Report the number of lines of the listing below containing the string "value", with nothing added.
** DATA follows **
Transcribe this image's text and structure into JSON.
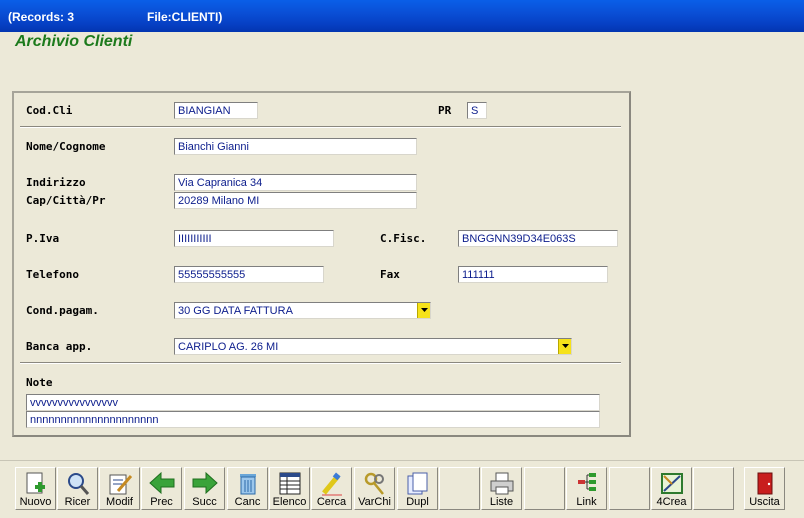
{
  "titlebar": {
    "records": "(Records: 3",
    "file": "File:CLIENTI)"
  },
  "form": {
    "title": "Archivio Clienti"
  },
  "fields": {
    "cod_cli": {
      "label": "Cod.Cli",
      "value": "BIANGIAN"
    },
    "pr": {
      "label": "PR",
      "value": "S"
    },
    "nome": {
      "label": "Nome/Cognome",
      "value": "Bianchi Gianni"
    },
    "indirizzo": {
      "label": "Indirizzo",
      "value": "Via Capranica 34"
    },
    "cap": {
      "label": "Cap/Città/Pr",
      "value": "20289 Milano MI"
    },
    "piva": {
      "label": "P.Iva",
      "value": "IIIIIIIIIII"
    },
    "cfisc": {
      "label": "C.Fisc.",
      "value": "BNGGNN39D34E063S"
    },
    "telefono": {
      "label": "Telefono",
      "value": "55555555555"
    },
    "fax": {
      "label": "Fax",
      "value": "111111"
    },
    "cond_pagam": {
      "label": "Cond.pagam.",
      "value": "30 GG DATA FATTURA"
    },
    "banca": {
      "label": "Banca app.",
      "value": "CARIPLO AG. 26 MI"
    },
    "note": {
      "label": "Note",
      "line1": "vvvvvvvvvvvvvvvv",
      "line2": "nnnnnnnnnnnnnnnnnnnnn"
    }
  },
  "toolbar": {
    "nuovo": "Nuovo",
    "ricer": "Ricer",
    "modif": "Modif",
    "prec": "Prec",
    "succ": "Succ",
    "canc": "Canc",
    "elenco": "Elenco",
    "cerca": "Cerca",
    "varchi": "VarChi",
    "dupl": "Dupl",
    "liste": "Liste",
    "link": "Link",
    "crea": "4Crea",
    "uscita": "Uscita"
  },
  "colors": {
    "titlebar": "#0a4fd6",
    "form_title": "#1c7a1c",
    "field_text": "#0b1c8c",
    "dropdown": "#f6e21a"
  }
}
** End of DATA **
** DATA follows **
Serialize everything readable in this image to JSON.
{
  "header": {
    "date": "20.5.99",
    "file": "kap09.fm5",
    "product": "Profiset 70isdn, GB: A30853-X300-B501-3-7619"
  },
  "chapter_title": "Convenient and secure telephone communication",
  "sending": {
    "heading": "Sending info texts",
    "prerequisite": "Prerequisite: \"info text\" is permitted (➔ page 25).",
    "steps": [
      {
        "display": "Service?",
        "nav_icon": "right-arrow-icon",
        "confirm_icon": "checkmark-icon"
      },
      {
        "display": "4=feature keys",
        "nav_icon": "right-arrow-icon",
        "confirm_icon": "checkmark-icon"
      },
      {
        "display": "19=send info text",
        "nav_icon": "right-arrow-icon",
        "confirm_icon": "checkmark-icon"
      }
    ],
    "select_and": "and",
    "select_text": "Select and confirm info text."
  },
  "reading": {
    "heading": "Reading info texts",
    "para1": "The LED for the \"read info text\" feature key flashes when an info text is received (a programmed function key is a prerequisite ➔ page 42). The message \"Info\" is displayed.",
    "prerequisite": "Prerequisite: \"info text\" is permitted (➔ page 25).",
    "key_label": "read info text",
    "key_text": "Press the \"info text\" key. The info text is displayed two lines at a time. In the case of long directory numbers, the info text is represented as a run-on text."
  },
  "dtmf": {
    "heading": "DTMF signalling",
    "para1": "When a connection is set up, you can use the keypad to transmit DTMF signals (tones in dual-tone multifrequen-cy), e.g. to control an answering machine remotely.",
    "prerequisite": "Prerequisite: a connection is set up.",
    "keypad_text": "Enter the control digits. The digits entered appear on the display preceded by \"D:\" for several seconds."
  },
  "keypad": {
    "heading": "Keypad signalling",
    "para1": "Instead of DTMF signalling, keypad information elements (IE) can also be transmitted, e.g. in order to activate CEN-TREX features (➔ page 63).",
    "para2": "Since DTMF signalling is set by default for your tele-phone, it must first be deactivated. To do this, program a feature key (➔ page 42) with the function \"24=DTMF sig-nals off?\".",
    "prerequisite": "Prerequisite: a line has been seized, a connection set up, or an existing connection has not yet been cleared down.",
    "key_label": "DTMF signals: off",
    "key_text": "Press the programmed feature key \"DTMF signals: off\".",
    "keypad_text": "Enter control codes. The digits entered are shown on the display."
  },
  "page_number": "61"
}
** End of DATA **
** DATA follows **
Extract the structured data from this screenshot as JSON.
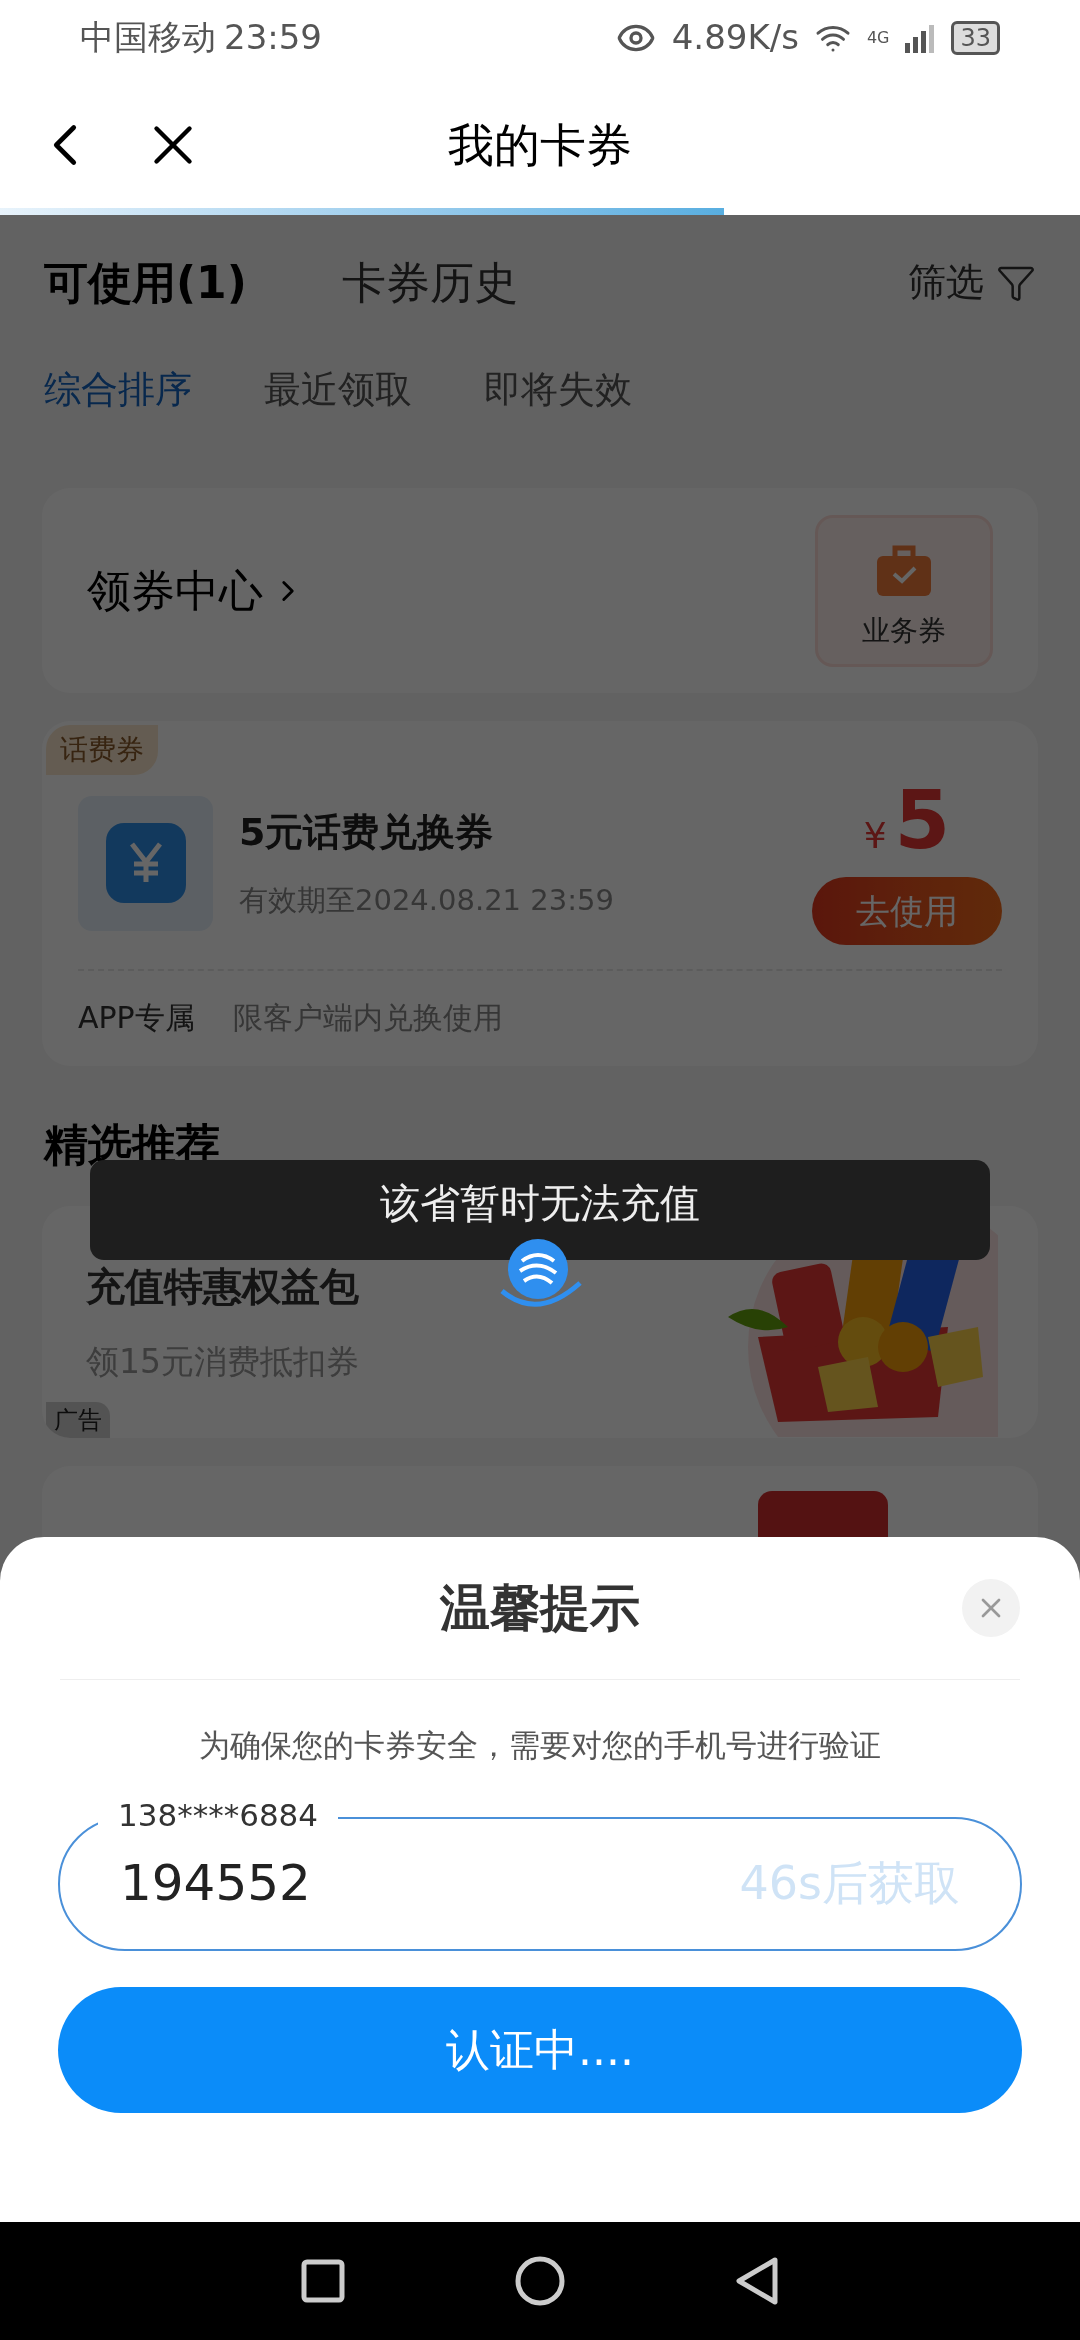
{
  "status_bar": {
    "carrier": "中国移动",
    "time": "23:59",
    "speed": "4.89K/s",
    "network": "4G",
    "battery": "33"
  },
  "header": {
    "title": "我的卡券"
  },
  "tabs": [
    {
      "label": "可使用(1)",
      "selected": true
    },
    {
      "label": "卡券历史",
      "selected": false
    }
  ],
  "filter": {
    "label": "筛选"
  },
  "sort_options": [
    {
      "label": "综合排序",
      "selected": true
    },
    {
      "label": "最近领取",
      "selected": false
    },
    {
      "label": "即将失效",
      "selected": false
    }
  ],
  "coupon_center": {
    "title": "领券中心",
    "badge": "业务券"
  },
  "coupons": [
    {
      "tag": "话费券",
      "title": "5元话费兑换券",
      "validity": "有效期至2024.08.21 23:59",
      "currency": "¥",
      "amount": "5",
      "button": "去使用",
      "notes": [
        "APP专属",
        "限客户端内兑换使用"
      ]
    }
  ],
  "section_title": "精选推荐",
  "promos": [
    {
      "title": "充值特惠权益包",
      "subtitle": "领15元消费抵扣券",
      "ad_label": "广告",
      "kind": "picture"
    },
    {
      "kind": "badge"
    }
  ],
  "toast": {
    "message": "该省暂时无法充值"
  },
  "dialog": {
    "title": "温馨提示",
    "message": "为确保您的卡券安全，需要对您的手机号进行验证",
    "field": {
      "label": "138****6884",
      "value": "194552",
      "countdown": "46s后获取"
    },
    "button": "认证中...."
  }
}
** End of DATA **
■ WRITTEN RESPONSE
12